##### DATA #####
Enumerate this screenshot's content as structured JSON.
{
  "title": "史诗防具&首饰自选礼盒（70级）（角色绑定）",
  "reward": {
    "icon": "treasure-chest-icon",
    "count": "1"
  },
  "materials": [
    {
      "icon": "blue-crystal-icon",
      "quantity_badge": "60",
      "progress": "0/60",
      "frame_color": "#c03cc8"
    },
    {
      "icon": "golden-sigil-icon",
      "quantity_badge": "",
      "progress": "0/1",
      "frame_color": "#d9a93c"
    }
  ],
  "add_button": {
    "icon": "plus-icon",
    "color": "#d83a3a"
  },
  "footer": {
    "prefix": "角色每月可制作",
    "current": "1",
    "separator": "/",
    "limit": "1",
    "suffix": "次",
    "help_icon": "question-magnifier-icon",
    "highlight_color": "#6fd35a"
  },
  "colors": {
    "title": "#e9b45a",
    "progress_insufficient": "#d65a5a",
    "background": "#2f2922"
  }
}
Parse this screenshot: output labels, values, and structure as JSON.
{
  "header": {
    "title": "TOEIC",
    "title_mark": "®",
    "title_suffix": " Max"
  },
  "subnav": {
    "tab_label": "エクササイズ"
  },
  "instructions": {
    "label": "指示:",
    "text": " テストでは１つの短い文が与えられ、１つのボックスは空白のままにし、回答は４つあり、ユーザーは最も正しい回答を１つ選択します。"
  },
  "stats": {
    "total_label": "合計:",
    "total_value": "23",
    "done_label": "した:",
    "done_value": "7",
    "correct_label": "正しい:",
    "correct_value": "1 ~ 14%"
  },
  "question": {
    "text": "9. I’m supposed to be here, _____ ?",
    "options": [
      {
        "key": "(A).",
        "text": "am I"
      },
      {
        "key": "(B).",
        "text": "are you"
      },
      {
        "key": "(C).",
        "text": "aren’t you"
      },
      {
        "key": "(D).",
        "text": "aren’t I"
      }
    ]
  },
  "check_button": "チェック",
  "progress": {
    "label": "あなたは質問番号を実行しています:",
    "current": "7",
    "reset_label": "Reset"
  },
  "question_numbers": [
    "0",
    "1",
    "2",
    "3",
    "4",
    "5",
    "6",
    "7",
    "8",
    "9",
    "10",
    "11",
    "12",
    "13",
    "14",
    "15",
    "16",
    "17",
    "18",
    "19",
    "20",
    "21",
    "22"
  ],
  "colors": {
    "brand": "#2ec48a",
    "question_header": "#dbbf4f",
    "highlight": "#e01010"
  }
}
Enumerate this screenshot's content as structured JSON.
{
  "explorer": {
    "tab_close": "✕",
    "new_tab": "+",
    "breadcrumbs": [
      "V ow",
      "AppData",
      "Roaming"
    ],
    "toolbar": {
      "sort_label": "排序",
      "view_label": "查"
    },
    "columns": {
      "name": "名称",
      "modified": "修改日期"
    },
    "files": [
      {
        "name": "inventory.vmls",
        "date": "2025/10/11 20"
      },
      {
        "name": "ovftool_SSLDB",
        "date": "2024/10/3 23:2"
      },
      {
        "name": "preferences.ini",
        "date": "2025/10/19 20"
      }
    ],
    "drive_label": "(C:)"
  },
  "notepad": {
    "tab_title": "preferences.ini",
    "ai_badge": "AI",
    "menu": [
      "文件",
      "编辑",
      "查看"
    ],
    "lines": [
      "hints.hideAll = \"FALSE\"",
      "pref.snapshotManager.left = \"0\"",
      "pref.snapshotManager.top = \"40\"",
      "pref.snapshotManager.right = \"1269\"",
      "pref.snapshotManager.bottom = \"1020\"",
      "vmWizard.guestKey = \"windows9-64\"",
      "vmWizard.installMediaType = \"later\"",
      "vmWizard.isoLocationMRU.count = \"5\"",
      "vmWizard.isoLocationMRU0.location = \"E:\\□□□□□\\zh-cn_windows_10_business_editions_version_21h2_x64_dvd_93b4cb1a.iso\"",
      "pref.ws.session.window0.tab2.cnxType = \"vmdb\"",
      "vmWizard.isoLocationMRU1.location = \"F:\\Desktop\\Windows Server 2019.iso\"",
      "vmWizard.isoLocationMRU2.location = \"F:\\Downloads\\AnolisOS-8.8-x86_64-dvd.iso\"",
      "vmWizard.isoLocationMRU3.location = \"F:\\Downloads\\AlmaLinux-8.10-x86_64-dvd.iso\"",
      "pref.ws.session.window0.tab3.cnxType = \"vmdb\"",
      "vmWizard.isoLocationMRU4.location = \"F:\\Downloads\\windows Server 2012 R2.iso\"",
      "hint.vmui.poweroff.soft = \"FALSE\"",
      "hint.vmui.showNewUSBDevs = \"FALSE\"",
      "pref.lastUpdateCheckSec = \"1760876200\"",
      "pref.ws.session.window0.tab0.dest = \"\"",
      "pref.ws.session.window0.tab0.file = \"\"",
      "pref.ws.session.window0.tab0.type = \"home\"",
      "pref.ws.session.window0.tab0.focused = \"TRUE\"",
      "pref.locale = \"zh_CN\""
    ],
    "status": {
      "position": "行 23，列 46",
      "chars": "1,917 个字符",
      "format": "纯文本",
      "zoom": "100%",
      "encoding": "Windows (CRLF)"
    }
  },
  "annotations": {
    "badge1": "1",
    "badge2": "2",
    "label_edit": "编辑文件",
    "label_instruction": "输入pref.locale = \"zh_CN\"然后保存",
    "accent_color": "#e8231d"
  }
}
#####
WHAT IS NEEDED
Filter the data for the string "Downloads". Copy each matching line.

ANSWER BELOW
      "vmWizard.isoLocationMRU2.location = \"F:\\Downloads\\AnolisOS-8.8-x86_64-dvd.iso\"",
      "vmWizard.isoLocationMRU3.location = \"F:\\Downloads\\AlmaLinux-8.10-x86_64-dvd.iso\"",
      "vmWizard.isoLocationMRU4.location = \"F:\\Downloads\\windows Server 2012 R2.iso\"",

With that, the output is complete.